The best spell that the Albicelestes can be said to have undergone is the era they had a lil genius in the person of Diego Maradona as the diminutive midfielder defined what it means for an individual to carry a whole team on his back. And thus he helped Argentina dominate their opponents on route to lifting the 1986 World Cup trophy.
It took a while, but after almost two decades, the Argentine retired from international football, his mesmerizing dribbles and sublime eye for goal seemed to have reincarnated in a certain kid called Lionel Messi as the La Masia youth took the 2005 U-20 World Cup by storm.
The current Argentine skipper’s success at club level catapulted him into consideration for the tag of the greatest player of all time. Snippets of Messi’s magic on the field plus his personal records are enough for any unbiased mind to label him such.

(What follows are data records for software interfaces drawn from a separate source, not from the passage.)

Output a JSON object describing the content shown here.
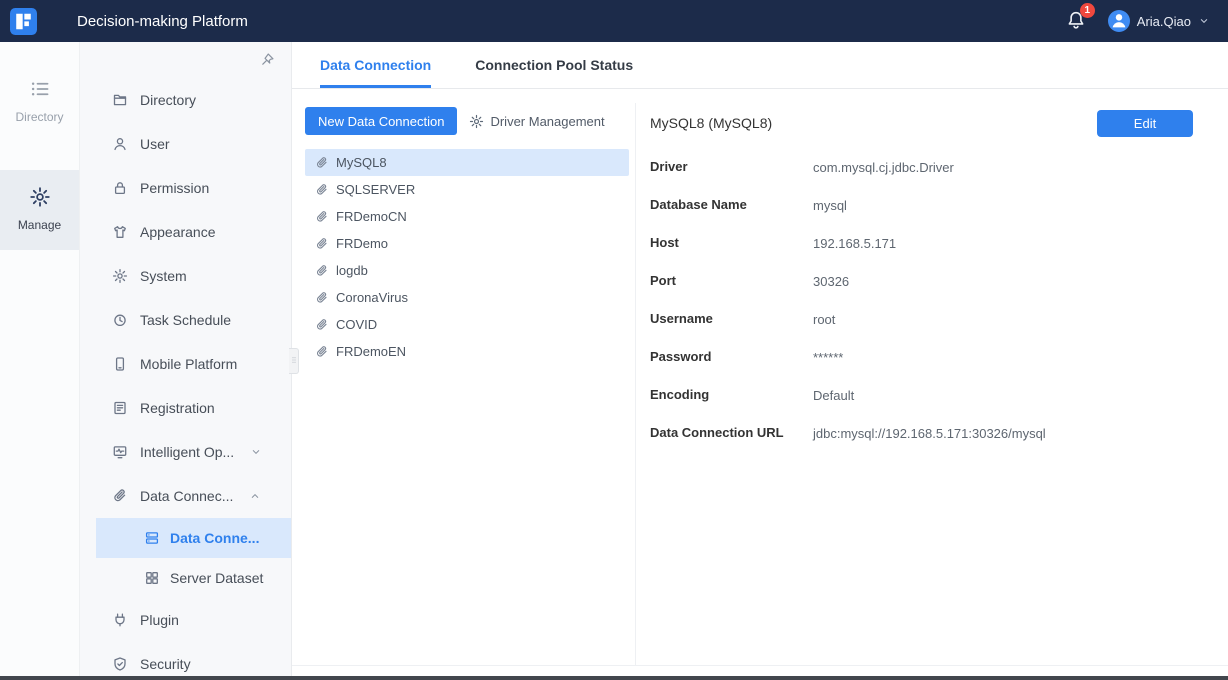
{
  "colors": {
    "accent": "#2f80ed",
    "header_bg": "#1c2b4a",
    "selection_bg": "#d9e8fc",
    "badge": "#f0483e"
  },
  "header": {
    "title": "Decision-making Platform",
    "notification_count": "1",
    "user_name": "Aria.Qiao"
  },
  "rail": {
    "items": [
      {
        "label": "Directory",
        "icon": "rail-directory",
        "active": false
      },
      {
        "label": "Manage",
        "icon": "gear",
        "active": true
      }
    ]
  },
  "sidebar": {
    "items": [
      {
        "label": "Directory",
        "icon": "directory"
      },
      {
        "label": "User",
        "icon": "user"
      },
      {
        "label": "Permission",
        "icon": "lock"
      },
      {
        "label": "Appearance",
        "icon": "shirt"
      },
      {
        "label": "System",
        "icon": "gear"
      },
      {
        "label": "Task Schedule",
        "icon": "clock"
      },
      {
        "label": "Mobile Platform",
        "icon": "mobile"
      },
      {
        "label": "Registration",
        "icon": "registration"
      },
      {
        "label": "Intelligent Op...",
        "icon": "monitor-pulse",
        "chevron": "down"
      },
      {
        "label": "Data Connec...",
        "icon": "paperclip",
        "chevron": "up"
      },
      {
        "label": "Data Conne...",
        "icon": "datasource",
        "child": true,
        "active": true
      },
      {
        "label": "Server Dataset",
        "icon": "dataset",
        "child": true
      },
      {
        "label": "Plugin",
        "icon": "plug"
      },
      {
        "label": "Security",
        "icon": "shield"
      }
    ]
  },
  "tabs": [
    {
      "label": "Data Connection",
      "active": true
    },
    {
      "label": "Connection Pool Status",
      "active": false
    }
  ],
  "connection_list": {
    "new_button": "New Data Connection",
    "driver_management": "Driver Management",
    "selected": "MySQL8",
    "items": [
      "MySQL8",
      "SQLSERVER",
      "FRDemoCN",
      "FRDemo",
      "logdb",
      "CoronaVirus",
      "COVID",
      "FRDemoEN"
    ]
  },
  "detail": {
    "title": "MySQL8 (MySQL8)",
    "edit_button": "Edit",
    "fields": [
      {
        "label": "Driver",
        "value": "com.mysql.cj.jdbc.Driver"
      },
      {
        "label": "Database Name",
        "value": "mysql"
      },
      {
        "label": "Host",
        "value": "192.168.5.171"
      },
      {
        "label": "Port",
        "value": "30326"
      },
      {
        "label": "Username",
        "value": "root"
      },
      {
        "label": "Password",
        "value": "******"
      },
      {
        "label": "Encoding",
        "value": "Default"
      },
      {
        "label": "Data Connection URL",
        "value": "jdbc:mysql://192.168.5.171:30326/mysql"
      }
    ]
  }
}
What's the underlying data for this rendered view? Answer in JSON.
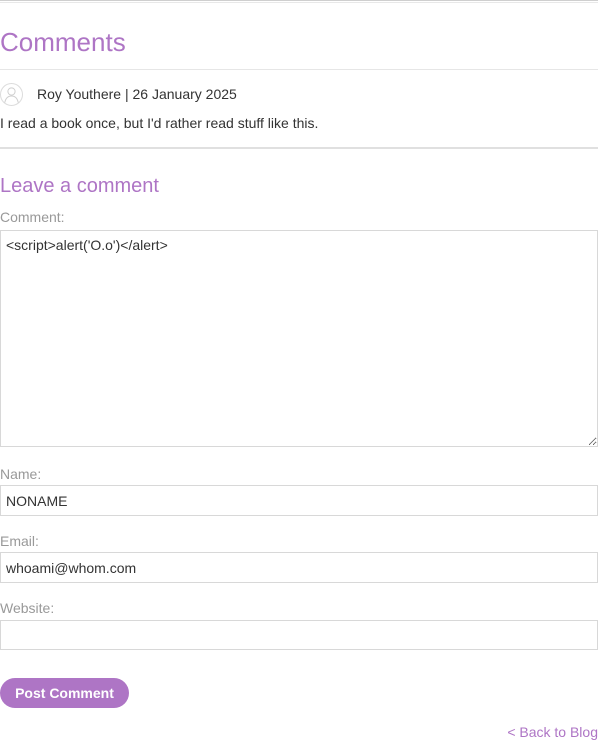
{
  "comments_section": {
    "title": "Comments",
    "comments": [
      {
        "author": "Roy Youthere",
        "separator": "|",
        "date": "26 January 2025",
        "body": "I read a book once, but I'd rather read stuff like this.",
        "avatar_icon": "user-avatar-icon"
      }
    ]
  },
  "comment_form": {
    "title": "Leave a comment",
    "comment_label": "Comment:",
    "comment_value": "<script>alert('O.o')</alert>",
    "name_label": "Name:",
    "name_value": "NONAME",
    "email_label": "Email:",
    "email_value": "whoami@whom.com",
    "website_label": "Website:",
    "website_value": "",
    "submit_label": "Post Comment"
  },
  "navigation": {
    "back_link_label": "< Back to Blog"
  },
  "colors": {
    "accent": "#ae75c5",
    "label": "#999999",
    "text": "#333333",
    "border": "#d8d8d8"
  }
}
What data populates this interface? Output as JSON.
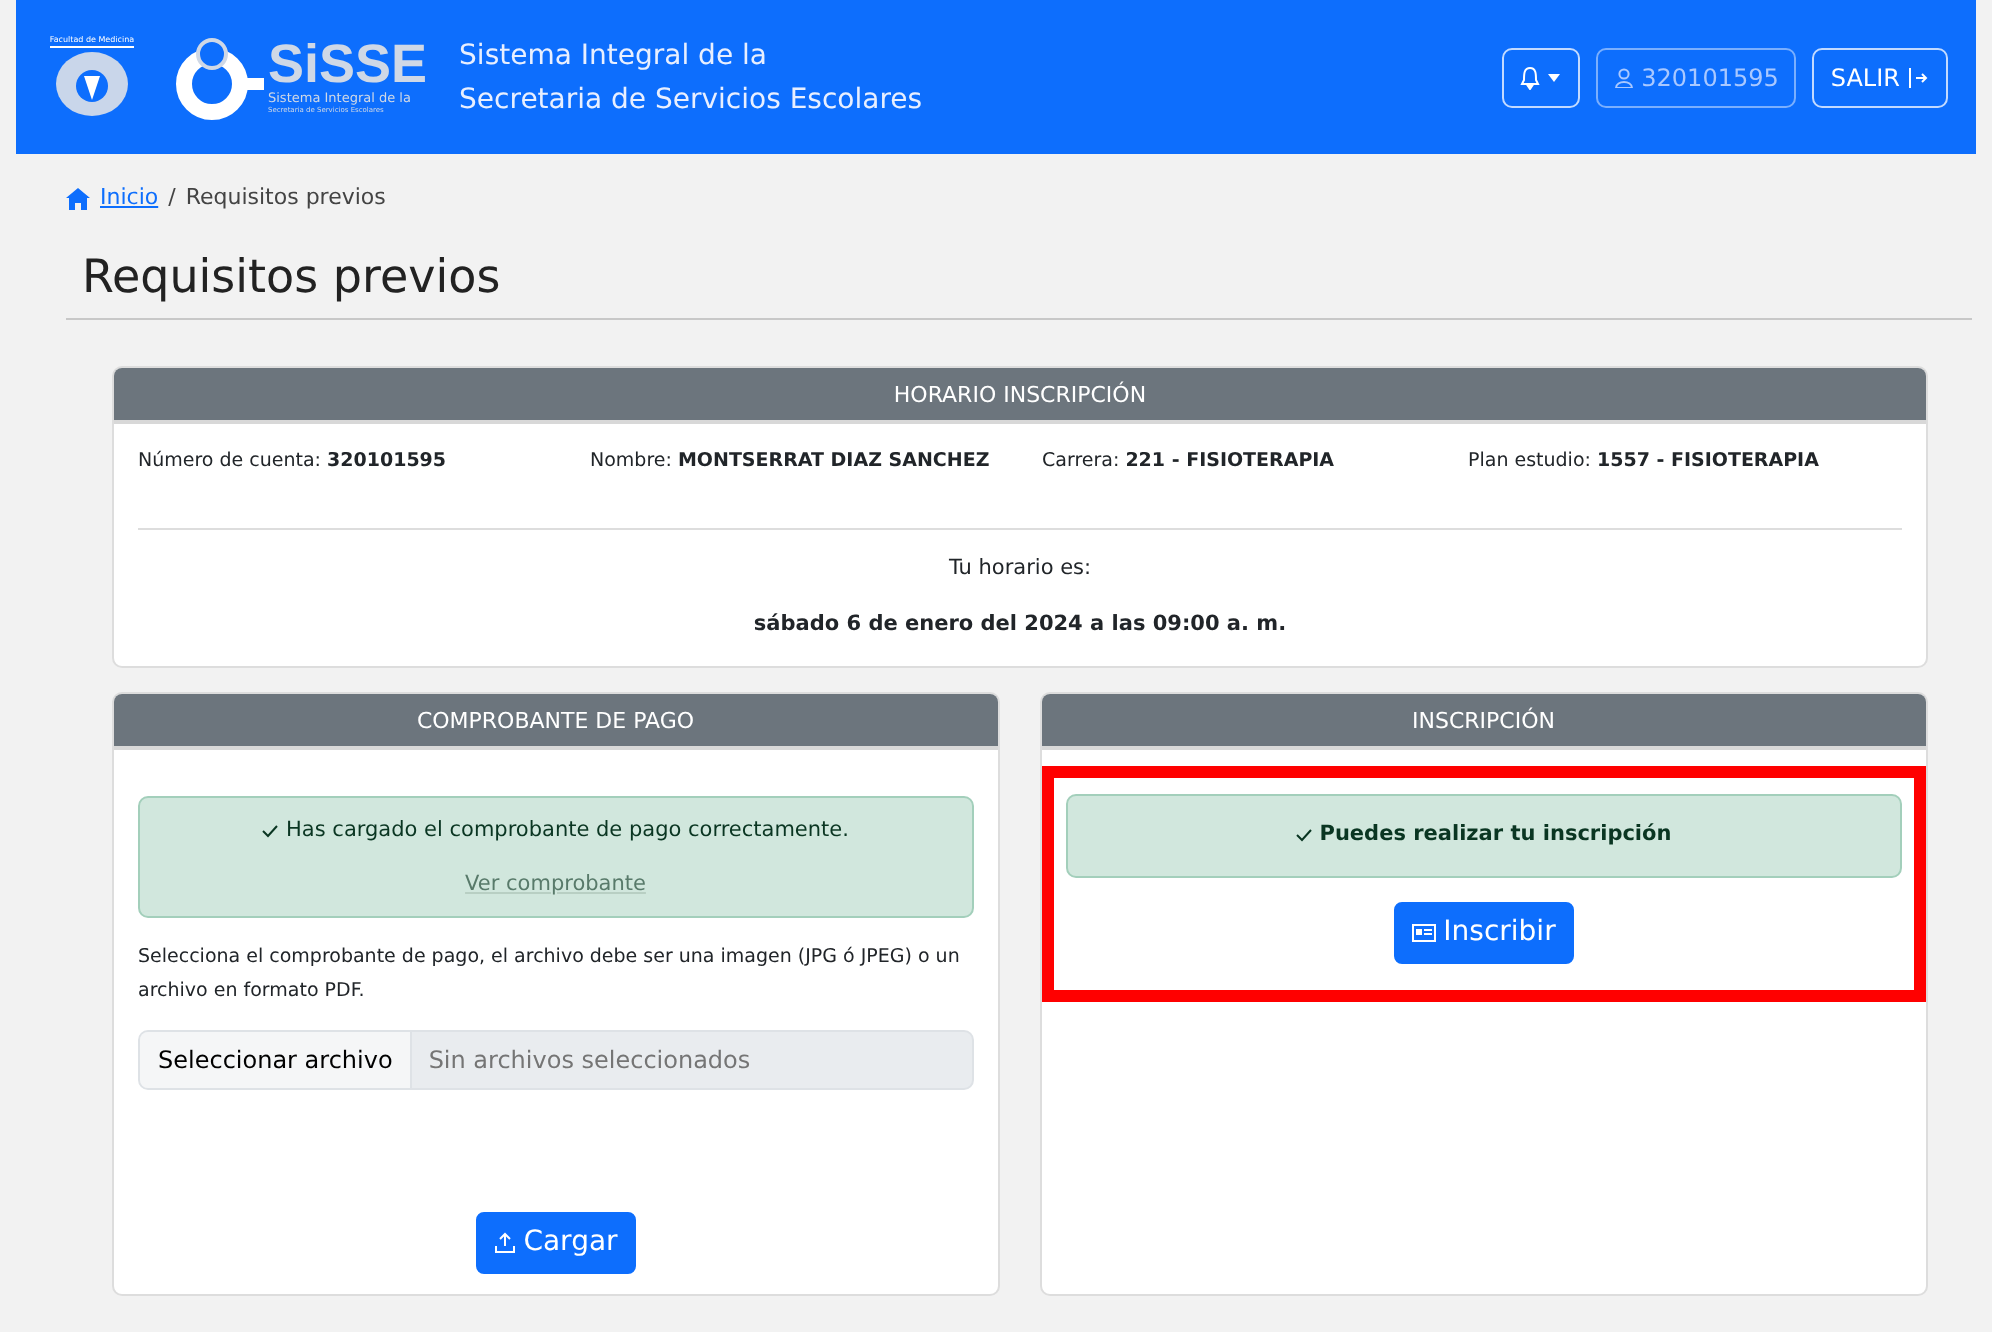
{
  "header": {
    "faculty_label": "Facultad de Medicina",
    "logo": {
      "name": "SiSSE",
      "line_1": "Sistema Integral de la",
      "line_2": "Secretaria de Servicios Escolares"
    },
    "title_lines": [
      "Sistema Integral de la",
      "Secretaria de Servicios Escolares"
    ],
    "user": "320101595",
    "logout": "SALIR"
  },
  "breadcrumb_separator": "/",
  "breadcrumb": [
    {
      "label": "Inicio",
      "link": true
    },
    {
      "label": "Requisitos previos",
      "link": false
    }
  ],
  "page_title": "Requisitos previos",
  "schedule_card": {
    "title": "HORARIO INSCRIPCIÓN",
    "fields": [
      {
        "label": "Número de cuenta:",
        "value": "320101595"
      },
      {
        "label": "Nombre:",
        "value": "MONTSERRAT DIAZ SANCHEZ"
      },
      {
        "label": "Carrera:",
        "value": "221 - FISIOTERAPIA"
      },
      {
        "label": "Plan estudio:",
        "value": "1557 - FISIOTERAPIA"
      }
    ],
    "schedule_label": "Tu horario es:",
    "schedule_value": "sábado 6 de enero del 2024 a las 09:00 a. m."
  },
  "payment_card": {
    "title": "COMPROBANTE DE PAGO",
    "alert": "Has cargado el comprobante de pago correctamente.",
    "alert_link": "Ver comprobante",
    "instructions": "Selecciona el comprobante de pago, el archivo debe ser una imagen (JPG ó JPEG) o un archivo en formato PDF.",
    "file_button": "Seleccionar archivo",
    "file_placeholder": "Sin archivos seleccionados",
    "upload_button": "Cargar"
  },
  "enrollment_card": {
    "title": "INSCRIPCIÓN",
    "highlighted": true,
    "alert": "Puedes realizar tu inscripción",
    "button": "Inscribir"
  }
}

Alas, failure to replicate Maradona’s magic on the international scene and till recently his near success syndrome at doing so have contributed to most people’s outright denial of his greatness.
Those near success stories have birthed a lot of what-ifs mostly centering onGonzalo Higuain.
It is no brainer that his unbelievable misses in the two consecutive major finals Argentina participated in – the 2014 World Cup and the 2015 Copa America – could have changed la Albicelestes story and to a large extent Lionel Messi’s.
In an era where the game’s dynamics have made it more difficult for one player to carry his team on his back like in the days of Maradona, the need for a striker deserving of Messi’s partnership to come forward can’t come any sooner.